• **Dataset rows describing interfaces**
>>>>

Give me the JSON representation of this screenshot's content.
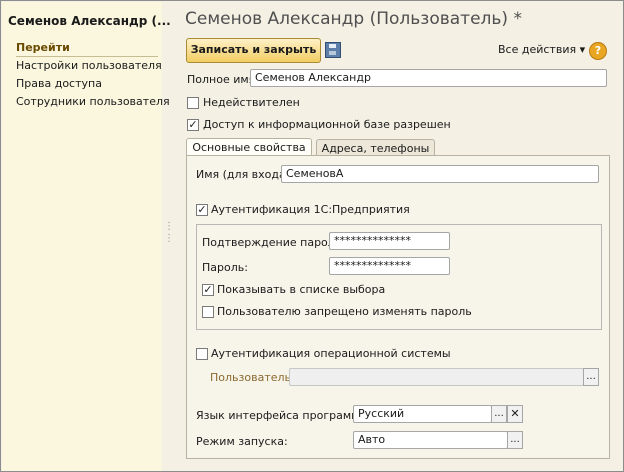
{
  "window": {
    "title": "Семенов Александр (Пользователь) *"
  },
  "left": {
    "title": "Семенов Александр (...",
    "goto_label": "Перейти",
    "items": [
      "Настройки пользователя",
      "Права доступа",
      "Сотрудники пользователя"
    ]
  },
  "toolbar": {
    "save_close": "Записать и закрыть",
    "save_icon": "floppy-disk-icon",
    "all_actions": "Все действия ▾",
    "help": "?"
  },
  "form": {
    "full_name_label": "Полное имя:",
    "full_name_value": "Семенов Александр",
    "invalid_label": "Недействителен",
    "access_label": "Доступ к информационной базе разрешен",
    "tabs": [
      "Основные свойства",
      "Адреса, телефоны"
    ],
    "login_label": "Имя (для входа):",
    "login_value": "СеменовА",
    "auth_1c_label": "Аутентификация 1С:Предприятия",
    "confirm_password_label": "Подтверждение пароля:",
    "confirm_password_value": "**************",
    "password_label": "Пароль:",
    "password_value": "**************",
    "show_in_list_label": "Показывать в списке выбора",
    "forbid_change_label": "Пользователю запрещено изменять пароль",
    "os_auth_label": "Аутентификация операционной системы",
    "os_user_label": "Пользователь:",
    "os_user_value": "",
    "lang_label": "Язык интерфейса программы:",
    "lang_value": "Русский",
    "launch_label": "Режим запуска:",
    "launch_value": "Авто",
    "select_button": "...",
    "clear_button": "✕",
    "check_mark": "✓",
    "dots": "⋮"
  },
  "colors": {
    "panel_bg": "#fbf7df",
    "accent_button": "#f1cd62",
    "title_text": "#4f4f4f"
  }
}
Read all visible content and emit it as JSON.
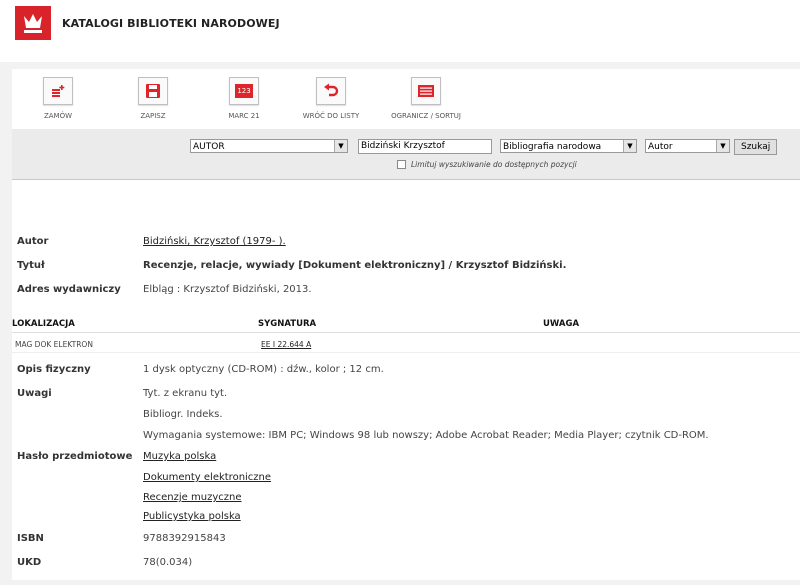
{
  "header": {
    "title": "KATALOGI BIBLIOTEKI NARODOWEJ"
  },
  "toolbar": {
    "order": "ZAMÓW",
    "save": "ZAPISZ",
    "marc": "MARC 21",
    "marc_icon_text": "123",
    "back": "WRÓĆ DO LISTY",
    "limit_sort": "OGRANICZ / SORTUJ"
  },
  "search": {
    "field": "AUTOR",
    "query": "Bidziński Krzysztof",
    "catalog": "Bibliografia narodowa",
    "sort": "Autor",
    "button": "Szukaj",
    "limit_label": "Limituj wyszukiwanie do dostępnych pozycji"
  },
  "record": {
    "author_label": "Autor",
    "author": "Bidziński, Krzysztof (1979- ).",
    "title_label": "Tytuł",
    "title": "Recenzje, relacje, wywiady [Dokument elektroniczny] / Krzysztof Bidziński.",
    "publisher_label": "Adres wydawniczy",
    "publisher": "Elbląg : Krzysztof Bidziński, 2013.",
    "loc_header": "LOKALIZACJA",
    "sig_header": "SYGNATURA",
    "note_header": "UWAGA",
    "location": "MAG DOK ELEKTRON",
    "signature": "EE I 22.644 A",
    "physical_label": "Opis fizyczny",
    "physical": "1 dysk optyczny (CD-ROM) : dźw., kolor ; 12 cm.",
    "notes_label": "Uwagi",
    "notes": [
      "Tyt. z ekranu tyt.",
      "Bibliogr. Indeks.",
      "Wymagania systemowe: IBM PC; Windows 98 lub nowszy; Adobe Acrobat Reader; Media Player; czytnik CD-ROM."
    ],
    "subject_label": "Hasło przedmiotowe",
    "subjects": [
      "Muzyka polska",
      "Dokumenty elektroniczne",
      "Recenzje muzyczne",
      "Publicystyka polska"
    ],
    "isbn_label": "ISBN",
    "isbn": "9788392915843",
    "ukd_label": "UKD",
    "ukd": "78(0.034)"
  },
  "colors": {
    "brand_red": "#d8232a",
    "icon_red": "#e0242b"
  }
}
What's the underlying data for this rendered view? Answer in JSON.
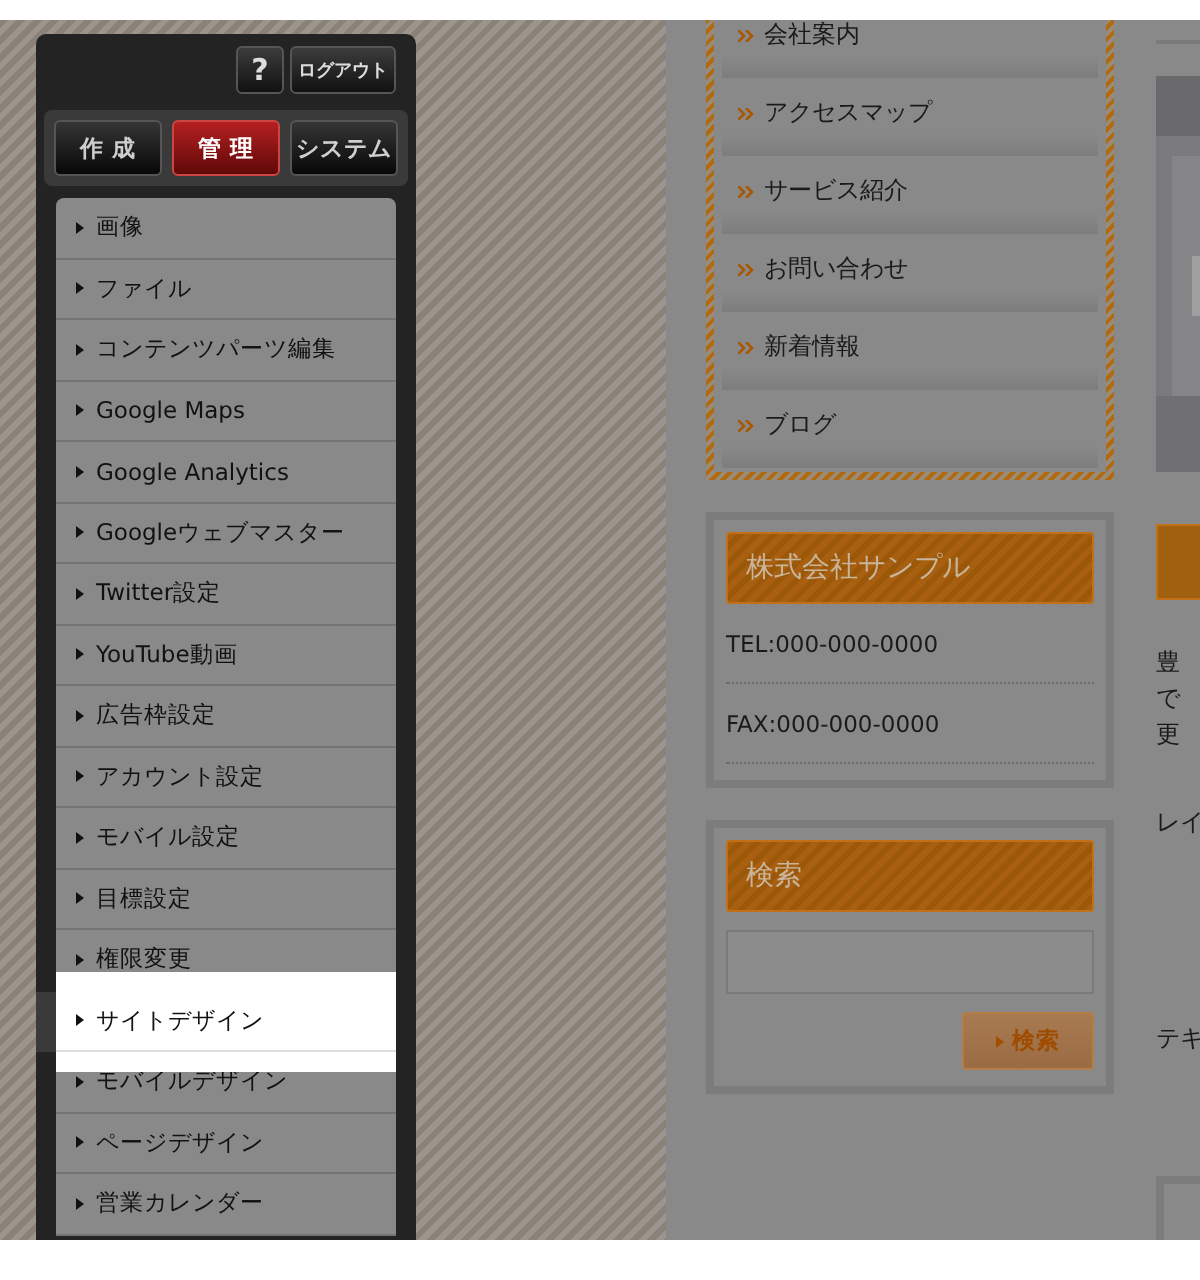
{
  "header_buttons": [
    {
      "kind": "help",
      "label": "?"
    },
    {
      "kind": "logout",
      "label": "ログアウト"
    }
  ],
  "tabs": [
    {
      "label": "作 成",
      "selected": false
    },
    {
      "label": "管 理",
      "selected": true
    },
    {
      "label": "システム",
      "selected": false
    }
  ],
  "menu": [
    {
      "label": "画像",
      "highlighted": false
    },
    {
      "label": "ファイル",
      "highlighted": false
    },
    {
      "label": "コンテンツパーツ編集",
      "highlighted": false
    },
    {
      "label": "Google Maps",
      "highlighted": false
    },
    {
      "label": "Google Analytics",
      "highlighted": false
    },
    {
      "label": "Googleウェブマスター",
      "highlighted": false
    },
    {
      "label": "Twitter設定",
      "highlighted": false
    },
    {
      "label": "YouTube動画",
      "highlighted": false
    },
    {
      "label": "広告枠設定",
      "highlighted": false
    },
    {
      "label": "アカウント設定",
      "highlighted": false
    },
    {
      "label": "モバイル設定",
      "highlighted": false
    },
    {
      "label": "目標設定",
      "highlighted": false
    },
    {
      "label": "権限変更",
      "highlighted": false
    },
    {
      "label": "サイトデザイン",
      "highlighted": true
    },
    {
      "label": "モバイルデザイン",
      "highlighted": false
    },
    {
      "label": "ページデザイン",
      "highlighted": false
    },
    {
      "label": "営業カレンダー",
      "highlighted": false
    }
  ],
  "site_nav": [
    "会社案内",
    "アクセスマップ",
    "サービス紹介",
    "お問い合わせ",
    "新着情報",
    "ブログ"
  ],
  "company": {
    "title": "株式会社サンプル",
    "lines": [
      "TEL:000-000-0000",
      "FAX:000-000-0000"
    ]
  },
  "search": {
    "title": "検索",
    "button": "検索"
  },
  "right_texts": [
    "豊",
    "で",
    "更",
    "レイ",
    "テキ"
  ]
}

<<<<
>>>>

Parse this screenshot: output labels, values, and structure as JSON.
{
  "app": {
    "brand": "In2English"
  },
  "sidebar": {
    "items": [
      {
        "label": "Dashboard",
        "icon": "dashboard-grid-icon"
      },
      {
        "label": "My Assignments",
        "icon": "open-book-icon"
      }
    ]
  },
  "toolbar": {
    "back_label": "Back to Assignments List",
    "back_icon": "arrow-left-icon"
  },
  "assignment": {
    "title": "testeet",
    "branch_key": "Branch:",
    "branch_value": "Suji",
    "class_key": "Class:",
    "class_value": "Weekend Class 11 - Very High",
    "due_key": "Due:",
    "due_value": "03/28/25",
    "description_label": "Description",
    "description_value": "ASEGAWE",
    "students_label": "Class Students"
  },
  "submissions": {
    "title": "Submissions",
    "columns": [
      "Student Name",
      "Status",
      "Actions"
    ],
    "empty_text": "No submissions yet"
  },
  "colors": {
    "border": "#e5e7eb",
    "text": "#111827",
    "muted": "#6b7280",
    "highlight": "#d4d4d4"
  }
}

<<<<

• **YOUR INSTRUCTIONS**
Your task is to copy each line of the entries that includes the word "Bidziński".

• **OUTPUT FOR THIS EXERCISE**
    "query": "Bidziński Krzysztof",
    "author": "Bidziński, Krzysztof (1979- ).",
    "title": "Recenzje, relacje, wywiady [Dokument elektroniczny] / Krzysztof Bidziński.",
    "publisher": "Elbląg : Krzysztof Bidziński, 2013.",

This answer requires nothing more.